[Page and application data records]
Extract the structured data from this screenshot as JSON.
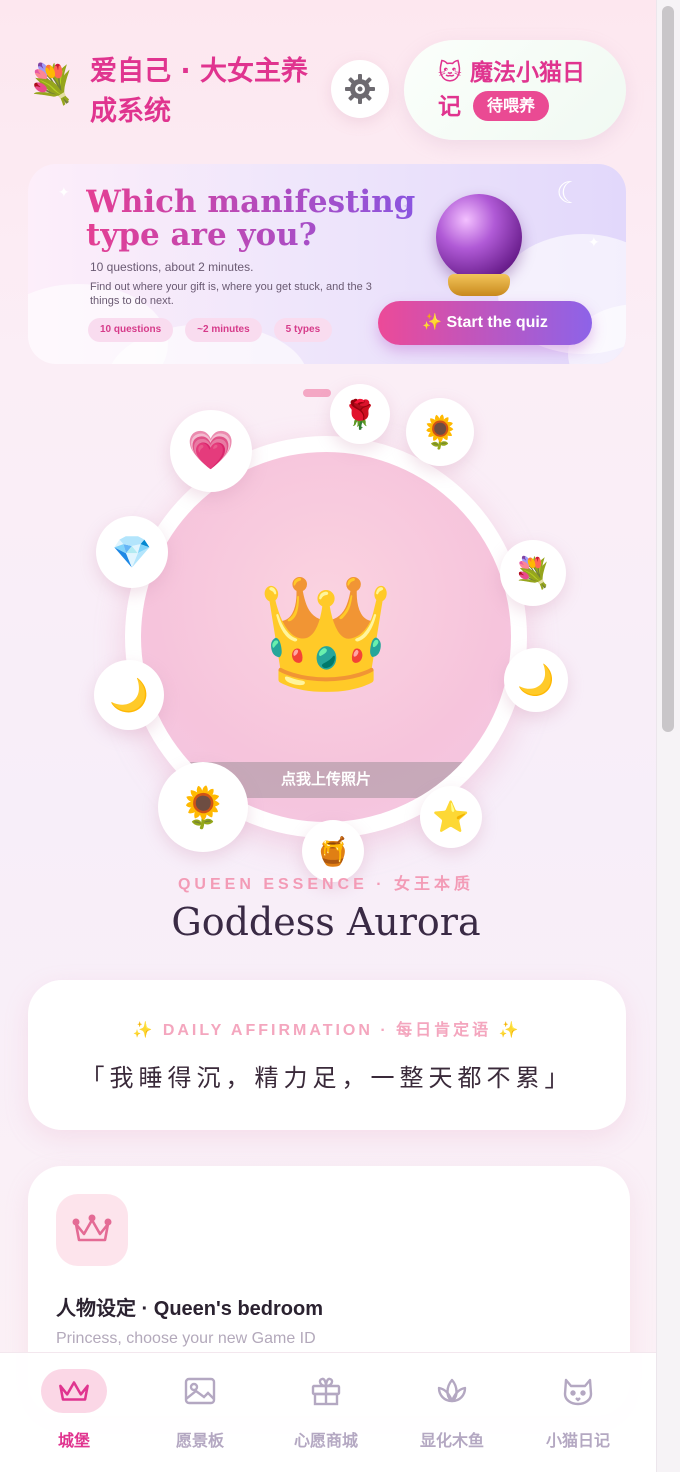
{
  "header": {
    "logo_emoji": "💐",
    "app_title": "爱自己 · 大女主养成系统",
    "settings_icon": "gear-icon",
    "diary_emoji": "🐱",
    "diary_title": "魔法小猫日记",
    "diary_badge": "待喂养"
  },
  "quiz_banner": {
    "title": "Which manifesting type are you?",
    "subtitle": "10 questions, about 2 minutes.",
    "description": "Find out where your gift is, where you get stuck, and the 3 things to do next.",
    "chips": [
      "10 questions",
      "~2 minutes",
      "5 types"
    ],
    "button_label": "✨ Start the quiz",
    "orb_icon": "crystal-ball-icon"
  },
  "avatar": {
    "center_emoji": "👑",
    "upload_label": "点我上传照片",
    "orbit_emojis": [
      "🌹",
      "🌻",
      "💐",
      "🌙",
      "⭐",
      "🍯",
      "🌻",
      "🌙",
      "💎",
      "💗"
    ]
  },
  "identity": {
    "essence_label": "QUEEN ESSENCE · 女王本质",
    "name": "Goddess Aurora"
  },
  "affirmation": {
    "label": "✨ DAILY AFFIRMATION · 每日肯定语 ✨",
    "text": "「我睡得沉，精力足，一整天都不累」"
  },
  "character_card": {
    "icon": "crown-outline-icon",
    "title": "人物设定 · Queen's bedroom",
    "subtitle": "Princess, choose your new Game ID"
  },
  "bottom_nav": {
    "items": [
      {
        "label": "城堡",
        "icon": "crown-icon",
        "active": true
      },
      {
        "label": "愿景板",
        "icon": "image-icon",
        "active": false
      },
      {
        "label": "心愿商城",
        "icon": "gift-icon",
        "active": false
      },
      {
        "label": "显化木鱼",
        "icon": "lotus-icon",
        "active": false
      },
      {
        "label": "小猫日记",
        "icon": "cat-icon",
        "active": false
      }
    ]
  },
  "colors": {
    "accent_pink": "#e0348f",
    "soft_pink": "#f39bb6",
    "purple": "#8d63e8"
  }
}
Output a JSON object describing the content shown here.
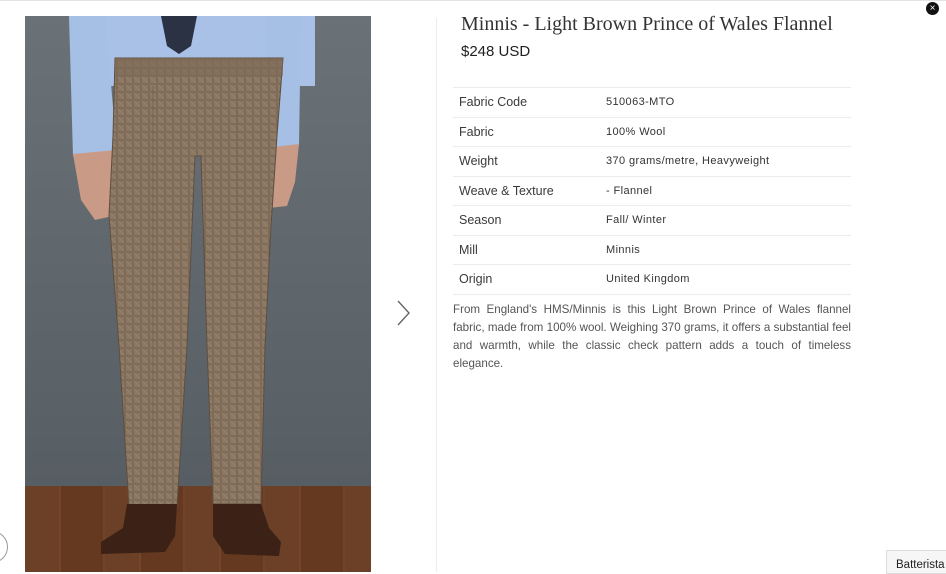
{
  "product": {
    "title": "Minnis - Light Brown Prince of Wales Flannel",
    "price": "$248 USD",
    "specs": [
      {
        "label": "Fabric Code",
        "value": "510063-MTO"
      },
      {
        "label": "Fabric",
        "value": "100% Wool"
      },
      {
        "label": "Weight",
        "value": "370 grams/metre, Heavyweight"
      },
      {
        "label": "Weave & Texture",
        "value": "- Flannel"
      },
      {
        "label": "Season",
        "value": "Fall/ Winter"
      },
      {
        "label": "Mill",
        "value": "Minnis"
      },
      {
        "label": "Origin",
        "value": "United Kingdom"
      }
    ],
    "description": "From England's HMS/Minnis is this Light Brown Prince of Wales flannel fabric, made from 100% wool. Weighing 370 grams, it offers a substantial feel and warmth, while the classic check pattern adds a touch of timeless elegance."
  },
  "controls": {
    "close_icon": "×",
    "chat_tab_label": "Batterista"
  },
  "icons": {
    "next": "chevron-right-icon",
    "close": "close-icon"
  },
  "colors": {
    "trouser": "#8b7762",
    "shirt": "#a9c1e6",
    "backdrop": "#636b71",
    "floor": "#6b4026"
  }
}
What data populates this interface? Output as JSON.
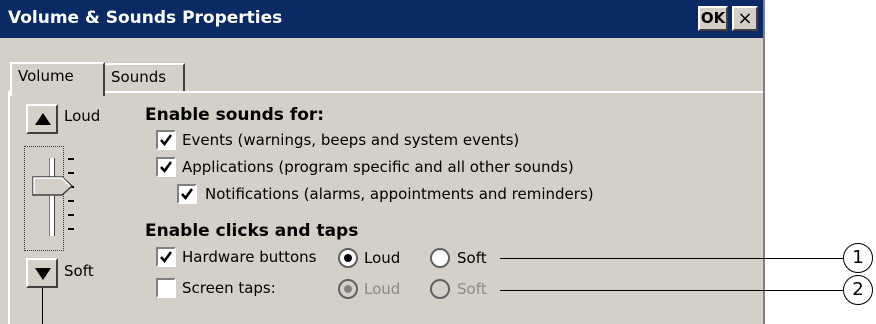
{
  "window": {
    "title": "Volume & Sounds Properties",
    "ok_label": "OK",
    "close_symbol": "×"
  },
  "tabs": [
    {
      "label": "Volume",
      "active": true
    },
    {
      "label": "Sounds",
      "active": false
    }
  ],
  "volume": {
    "loud_label": "Loud",
    "soft_label": "Soft",
    "level": 0.75
  },
  "sounds": {
    "heading": "Enable sounds for:",
    "events_label": "Events (warnings, beeps and system events)",
    "events_checked": true,
    "applications_label": "Applications (program specific and all other sounds)",
    "applications_checked": true,
    "notifications_label": "Notifications (alarms, appointments and reminders)",
    "notifications_checked": true
  },
  "clicks": {
    "heading": "Enable clicks and taps",
    "hardware_label": "Hardware buttons",
    "hardware_checked": true,
    "hardware_loud": "Loud",
    "hardware_soft": "Soft",
    "hardware_selected": "Loud",
    "screen_label": "Screen taps:",
    "screen_checked": false,
    "screen_loud": "Loud",
    "screen_soft": "Soft"
  },
  "callouts": [
    "1",
    "2"
  ],
  "colors": {
    "titlebar": "#0a2a66",
    "face": "#d4d0c8"
  }
}
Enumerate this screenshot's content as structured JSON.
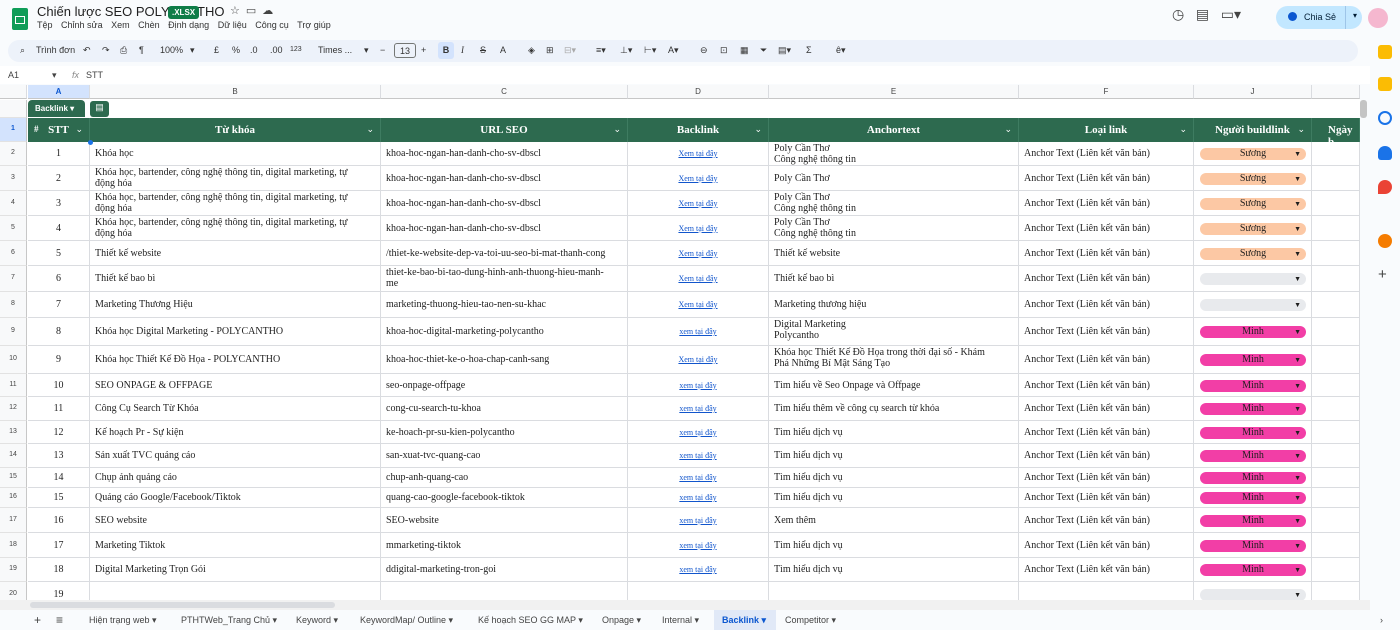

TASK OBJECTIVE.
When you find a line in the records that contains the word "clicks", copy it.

ANSWER SPACE.
  "clicks": {
    "heading": "Enable clicks and taps",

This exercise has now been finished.